What does this mean? Simply put, you don’t have to shake and jiggle your rod tip to make it fall through limbs, grass stalks or any other type of cover. I’ve had some bites by simply running down the bank and dragging it in clean water, but it seems to shine brightest in thick cover. 

Just peg a sinker on top of it and get to pitching. You can cover water quite efficiently with it instead of fighting and disturbing the area to make it fall to the bottom. 



I like the fact that V&M didn’t go nuts with the color selection. At the risk of sounding painfully cliché, I’m a meat-and-potatoes angler. I tend to shy away from the crazy colors that many manufacturers release because quite honestly, bass will always eat one of two colors: Green or blue. 

The color selection of the Flat Wild covers all of the situations you’ll encounter. They use blue, black and green as the base colors with a little different-colored flake to cater to regional preferences. I like the simplicity and I sincerely appreciate it. 

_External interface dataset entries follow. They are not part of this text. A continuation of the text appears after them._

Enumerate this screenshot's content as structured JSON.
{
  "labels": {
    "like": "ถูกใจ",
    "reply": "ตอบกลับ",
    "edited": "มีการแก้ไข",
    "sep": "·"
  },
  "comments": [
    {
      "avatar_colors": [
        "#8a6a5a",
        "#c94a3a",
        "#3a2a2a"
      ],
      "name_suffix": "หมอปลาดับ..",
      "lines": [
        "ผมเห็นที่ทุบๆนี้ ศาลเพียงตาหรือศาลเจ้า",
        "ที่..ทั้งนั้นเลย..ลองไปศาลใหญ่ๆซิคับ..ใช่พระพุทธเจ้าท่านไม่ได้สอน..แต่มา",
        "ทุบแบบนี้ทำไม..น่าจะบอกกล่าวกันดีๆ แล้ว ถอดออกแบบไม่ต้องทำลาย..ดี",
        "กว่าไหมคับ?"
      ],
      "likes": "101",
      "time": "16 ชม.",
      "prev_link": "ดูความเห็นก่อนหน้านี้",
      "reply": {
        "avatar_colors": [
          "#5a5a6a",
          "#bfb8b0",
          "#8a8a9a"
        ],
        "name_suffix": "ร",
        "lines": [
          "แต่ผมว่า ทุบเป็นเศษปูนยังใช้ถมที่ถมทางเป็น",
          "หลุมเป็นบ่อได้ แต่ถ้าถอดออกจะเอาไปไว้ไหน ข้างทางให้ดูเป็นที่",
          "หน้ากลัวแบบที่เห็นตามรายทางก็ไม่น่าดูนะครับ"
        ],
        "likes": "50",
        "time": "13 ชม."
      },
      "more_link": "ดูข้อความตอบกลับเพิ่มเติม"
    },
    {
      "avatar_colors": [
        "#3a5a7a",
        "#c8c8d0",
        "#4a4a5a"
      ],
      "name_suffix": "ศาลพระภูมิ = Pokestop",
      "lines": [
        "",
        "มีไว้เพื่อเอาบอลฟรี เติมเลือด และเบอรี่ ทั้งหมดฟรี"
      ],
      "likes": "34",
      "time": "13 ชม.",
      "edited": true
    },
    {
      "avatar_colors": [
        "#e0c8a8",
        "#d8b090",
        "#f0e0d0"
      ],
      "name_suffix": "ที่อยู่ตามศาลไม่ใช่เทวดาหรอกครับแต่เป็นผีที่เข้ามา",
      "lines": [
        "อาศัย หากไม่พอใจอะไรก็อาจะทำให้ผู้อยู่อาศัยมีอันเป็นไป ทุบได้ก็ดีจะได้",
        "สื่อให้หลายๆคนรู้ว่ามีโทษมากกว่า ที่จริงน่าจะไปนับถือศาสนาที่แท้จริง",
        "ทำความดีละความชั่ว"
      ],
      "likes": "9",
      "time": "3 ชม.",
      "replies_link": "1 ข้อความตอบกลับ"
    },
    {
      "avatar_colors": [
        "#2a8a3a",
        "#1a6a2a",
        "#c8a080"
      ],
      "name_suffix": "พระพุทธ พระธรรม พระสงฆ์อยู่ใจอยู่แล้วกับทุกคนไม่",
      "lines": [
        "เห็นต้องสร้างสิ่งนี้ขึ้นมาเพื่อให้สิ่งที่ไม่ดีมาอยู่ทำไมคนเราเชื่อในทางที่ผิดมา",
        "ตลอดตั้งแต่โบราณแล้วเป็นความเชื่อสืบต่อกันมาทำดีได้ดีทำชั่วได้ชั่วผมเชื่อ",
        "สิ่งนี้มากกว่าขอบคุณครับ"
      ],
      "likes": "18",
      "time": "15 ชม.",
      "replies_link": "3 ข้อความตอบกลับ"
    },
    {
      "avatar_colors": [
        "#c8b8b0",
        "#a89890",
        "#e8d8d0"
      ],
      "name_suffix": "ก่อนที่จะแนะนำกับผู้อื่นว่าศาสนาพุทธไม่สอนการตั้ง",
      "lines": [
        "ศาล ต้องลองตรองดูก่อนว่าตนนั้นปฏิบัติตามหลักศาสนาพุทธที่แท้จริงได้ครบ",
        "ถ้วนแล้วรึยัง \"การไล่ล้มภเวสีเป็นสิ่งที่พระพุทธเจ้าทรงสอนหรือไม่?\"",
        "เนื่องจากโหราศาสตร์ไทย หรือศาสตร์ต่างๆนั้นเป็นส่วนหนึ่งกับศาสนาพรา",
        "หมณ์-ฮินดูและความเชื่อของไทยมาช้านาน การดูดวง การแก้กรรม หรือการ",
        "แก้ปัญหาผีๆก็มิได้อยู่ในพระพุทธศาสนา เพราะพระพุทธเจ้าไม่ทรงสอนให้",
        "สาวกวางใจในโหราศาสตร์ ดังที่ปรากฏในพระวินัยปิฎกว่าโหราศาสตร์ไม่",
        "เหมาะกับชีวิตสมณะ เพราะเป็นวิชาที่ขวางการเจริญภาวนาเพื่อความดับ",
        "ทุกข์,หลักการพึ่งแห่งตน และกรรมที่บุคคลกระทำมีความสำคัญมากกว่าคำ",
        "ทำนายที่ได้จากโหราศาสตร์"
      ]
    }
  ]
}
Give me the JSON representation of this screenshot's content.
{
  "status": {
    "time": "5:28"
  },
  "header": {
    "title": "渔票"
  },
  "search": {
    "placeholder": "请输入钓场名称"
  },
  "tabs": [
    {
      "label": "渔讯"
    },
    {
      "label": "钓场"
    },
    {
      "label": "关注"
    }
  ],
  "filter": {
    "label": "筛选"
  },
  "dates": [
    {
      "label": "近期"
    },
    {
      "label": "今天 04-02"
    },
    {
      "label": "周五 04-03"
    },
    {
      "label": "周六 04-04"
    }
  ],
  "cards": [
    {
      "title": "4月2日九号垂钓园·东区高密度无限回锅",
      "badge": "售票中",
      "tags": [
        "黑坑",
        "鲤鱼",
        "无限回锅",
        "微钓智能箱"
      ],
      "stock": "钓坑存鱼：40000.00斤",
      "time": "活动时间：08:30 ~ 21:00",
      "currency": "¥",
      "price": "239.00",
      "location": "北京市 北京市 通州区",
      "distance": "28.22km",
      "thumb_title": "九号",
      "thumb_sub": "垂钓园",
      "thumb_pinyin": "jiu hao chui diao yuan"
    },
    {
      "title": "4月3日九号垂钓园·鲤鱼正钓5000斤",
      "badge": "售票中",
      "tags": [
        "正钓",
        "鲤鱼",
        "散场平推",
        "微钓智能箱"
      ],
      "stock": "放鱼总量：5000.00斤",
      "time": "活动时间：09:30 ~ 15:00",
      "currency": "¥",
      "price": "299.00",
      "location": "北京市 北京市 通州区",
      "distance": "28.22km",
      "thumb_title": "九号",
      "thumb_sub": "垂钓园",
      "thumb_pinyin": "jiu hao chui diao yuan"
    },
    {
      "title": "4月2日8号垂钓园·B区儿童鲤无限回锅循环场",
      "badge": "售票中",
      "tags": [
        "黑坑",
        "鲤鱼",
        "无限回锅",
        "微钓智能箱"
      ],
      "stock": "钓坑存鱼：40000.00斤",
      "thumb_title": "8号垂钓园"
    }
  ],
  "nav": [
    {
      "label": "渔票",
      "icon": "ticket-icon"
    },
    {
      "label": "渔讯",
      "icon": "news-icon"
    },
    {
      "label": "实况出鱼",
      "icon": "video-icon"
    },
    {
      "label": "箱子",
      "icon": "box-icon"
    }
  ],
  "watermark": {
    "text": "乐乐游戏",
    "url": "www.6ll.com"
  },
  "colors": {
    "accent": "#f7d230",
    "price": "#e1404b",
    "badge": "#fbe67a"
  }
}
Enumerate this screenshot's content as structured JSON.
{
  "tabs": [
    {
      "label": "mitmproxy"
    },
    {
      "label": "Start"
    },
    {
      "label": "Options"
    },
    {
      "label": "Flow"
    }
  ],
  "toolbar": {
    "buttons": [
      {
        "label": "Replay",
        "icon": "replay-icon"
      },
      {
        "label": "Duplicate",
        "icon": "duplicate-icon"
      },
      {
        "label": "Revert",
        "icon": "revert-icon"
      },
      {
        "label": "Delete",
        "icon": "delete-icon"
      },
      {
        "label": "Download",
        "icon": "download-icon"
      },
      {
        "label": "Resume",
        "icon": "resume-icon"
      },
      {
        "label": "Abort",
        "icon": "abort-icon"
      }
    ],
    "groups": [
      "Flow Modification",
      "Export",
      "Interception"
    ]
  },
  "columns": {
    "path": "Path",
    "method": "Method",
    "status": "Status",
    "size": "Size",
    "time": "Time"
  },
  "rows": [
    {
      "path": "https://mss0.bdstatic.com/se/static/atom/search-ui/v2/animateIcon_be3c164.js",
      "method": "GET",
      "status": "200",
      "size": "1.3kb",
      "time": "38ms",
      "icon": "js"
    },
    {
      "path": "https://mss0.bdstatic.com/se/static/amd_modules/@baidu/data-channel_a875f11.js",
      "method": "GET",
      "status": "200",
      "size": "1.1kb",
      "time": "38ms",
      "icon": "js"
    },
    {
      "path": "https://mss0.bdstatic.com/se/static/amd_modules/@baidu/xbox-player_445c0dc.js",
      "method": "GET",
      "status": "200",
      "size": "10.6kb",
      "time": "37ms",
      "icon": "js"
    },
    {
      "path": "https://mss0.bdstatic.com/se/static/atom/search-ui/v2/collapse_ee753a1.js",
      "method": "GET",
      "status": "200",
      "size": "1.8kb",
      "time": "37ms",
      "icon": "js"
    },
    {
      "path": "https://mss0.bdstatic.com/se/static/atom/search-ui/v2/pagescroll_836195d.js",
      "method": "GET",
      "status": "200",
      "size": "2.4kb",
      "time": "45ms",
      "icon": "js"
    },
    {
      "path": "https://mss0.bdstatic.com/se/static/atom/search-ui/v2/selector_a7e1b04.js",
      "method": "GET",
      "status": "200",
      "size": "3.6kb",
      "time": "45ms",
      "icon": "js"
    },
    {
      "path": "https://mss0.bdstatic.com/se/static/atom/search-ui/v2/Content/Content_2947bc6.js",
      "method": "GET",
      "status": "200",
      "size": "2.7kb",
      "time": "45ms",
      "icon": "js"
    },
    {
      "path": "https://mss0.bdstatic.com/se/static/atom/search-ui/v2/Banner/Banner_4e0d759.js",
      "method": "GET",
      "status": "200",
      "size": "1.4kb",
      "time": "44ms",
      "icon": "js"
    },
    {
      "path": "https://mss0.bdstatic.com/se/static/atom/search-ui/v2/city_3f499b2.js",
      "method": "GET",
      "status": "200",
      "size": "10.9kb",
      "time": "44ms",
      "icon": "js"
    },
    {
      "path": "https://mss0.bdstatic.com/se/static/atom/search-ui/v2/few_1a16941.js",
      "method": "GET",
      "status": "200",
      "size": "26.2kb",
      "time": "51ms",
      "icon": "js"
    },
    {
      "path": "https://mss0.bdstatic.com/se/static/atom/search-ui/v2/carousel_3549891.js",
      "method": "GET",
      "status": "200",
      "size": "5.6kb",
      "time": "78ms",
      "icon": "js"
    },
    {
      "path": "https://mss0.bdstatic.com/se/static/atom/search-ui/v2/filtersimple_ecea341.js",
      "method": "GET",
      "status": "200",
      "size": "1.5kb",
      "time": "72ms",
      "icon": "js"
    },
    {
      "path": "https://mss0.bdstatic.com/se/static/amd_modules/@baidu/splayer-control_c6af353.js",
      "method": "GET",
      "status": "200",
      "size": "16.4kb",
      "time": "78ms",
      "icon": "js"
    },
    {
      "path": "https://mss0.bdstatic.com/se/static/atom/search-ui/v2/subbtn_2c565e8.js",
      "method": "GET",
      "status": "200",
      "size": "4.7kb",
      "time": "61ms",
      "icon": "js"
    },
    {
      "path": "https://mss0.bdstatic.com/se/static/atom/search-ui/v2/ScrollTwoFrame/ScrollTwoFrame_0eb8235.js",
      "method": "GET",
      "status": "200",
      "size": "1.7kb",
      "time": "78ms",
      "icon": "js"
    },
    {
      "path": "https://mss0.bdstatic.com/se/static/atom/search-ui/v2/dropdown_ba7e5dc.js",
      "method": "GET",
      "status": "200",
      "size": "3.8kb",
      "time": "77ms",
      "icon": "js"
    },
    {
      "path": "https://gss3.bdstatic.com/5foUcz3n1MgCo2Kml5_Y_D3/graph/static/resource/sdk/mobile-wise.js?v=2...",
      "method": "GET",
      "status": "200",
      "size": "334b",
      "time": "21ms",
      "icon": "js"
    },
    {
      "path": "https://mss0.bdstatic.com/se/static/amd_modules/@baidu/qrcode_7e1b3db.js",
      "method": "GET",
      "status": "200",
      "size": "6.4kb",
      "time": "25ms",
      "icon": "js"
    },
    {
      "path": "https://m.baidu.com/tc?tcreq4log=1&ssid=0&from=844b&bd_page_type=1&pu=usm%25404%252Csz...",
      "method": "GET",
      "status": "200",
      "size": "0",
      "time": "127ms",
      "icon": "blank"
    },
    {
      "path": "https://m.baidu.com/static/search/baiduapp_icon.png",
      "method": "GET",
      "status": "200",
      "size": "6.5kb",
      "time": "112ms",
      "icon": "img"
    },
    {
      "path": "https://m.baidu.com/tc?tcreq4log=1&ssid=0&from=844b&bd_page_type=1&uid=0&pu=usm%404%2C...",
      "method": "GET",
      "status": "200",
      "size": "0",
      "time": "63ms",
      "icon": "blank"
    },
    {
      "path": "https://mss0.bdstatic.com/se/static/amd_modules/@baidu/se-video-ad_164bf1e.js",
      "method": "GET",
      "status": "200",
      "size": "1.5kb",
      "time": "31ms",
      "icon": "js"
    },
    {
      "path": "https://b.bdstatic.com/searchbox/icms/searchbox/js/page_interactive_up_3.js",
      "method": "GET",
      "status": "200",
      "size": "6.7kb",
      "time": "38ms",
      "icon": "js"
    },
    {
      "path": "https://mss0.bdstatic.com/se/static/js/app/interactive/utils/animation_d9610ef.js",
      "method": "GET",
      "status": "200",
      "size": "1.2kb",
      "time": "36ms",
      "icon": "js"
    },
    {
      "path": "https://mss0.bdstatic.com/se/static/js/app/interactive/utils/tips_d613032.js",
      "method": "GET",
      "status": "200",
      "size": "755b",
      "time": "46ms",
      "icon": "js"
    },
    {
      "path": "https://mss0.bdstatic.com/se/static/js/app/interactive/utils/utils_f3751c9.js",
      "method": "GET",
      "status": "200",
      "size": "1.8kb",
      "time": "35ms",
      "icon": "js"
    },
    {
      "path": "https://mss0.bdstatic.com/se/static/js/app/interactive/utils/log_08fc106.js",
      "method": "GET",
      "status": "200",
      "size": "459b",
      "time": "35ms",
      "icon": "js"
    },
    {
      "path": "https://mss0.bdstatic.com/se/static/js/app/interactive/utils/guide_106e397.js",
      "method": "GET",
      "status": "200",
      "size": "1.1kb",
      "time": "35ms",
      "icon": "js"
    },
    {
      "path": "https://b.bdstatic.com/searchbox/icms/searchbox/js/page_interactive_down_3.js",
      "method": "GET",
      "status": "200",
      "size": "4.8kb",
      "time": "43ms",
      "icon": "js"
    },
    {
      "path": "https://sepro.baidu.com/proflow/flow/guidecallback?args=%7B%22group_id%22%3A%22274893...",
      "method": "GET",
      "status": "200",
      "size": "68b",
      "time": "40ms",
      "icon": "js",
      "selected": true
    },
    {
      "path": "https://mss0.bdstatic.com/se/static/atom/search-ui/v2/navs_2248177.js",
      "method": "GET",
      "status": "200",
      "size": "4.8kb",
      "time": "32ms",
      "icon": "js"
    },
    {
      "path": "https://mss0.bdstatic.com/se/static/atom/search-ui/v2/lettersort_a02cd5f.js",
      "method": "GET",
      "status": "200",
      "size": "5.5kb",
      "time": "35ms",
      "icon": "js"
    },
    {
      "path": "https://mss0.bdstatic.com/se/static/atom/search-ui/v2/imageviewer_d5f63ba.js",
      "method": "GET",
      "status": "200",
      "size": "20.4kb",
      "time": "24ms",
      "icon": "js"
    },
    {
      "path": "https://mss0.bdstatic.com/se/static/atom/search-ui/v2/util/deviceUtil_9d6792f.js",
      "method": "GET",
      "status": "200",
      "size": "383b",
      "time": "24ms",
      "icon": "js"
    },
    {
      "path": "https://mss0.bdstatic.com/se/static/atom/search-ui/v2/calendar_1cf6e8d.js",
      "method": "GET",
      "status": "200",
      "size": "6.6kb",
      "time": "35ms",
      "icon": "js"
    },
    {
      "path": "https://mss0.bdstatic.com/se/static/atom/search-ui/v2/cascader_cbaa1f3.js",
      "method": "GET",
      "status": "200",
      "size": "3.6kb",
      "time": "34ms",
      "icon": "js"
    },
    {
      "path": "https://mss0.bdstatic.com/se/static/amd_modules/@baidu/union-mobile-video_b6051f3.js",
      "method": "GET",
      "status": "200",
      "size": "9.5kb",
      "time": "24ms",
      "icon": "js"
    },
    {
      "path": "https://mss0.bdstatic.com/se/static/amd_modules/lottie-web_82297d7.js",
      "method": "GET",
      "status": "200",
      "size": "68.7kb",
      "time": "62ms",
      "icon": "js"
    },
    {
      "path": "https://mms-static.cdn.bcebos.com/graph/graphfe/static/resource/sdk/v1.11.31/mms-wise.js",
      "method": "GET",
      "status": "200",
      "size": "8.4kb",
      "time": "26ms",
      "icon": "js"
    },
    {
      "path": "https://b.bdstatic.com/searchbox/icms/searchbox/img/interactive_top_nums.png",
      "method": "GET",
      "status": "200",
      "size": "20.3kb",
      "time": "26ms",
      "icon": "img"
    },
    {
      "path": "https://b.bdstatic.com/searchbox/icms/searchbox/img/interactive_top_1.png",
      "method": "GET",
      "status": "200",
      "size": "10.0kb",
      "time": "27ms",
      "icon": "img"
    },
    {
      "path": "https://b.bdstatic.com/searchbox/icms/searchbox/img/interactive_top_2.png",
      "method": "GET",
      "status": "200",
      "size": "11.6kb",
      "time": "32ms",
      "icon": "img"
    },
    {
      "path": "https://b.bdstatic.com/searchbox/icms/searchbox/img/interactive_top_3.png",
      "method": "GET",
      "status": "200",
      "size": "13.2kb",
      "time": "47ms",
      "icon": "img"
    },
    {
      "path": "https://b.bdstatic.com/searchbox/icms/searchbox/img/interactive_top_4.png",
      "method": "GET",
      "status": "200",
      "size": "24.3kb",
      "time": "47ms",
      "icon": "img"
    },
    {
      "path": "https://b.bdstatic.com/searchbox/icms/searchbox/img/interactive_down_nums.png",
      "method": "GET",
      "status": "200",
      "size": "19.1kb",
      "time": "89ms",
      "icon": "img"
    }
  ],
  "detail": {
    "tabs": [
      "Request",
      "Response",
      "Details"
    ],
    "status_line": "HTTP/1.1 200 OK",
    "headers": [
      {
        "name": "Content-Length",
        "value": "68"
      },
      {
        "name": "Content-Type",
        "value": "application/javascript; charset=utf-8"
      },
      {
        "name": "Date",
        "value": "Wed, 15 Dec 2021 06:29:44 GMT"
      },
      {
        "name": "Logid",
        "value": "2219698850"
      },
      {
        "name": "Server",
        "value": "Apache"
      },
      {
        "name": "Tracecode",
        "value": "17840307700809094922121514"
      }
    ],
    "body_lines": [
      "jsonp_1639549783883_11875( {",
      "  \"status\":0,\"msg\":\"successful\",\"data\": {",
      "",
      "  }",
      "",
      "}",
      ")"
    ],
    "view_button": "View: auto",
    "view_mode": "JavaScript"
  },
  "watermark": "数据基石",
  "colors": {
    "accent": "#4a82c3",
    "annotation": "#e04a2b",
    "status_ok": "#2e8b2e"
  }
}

Because this bait is a bit thinner than most, the durability hasn’t blown me away thus far. I’ve tried it on a few different hook styles and I seem to be averaging two fish per bait. It’s also important to “check on it” every dozen casts to make sure the hook point is still buried. 

Regardless, I’ll likely continue using this bait because it’s just catching them too well to ignore. 

Final impressions

If you’re the type of angler who likes to pitch into thick laydowns, small holes in vegetation and flip boat docks, I think you’ll end up becoming a fan of the Flat Wild. It’s a no-frills bait but it has the right qualities that make it a big producer in tough conditions. 

The V&M Flat Wild is available at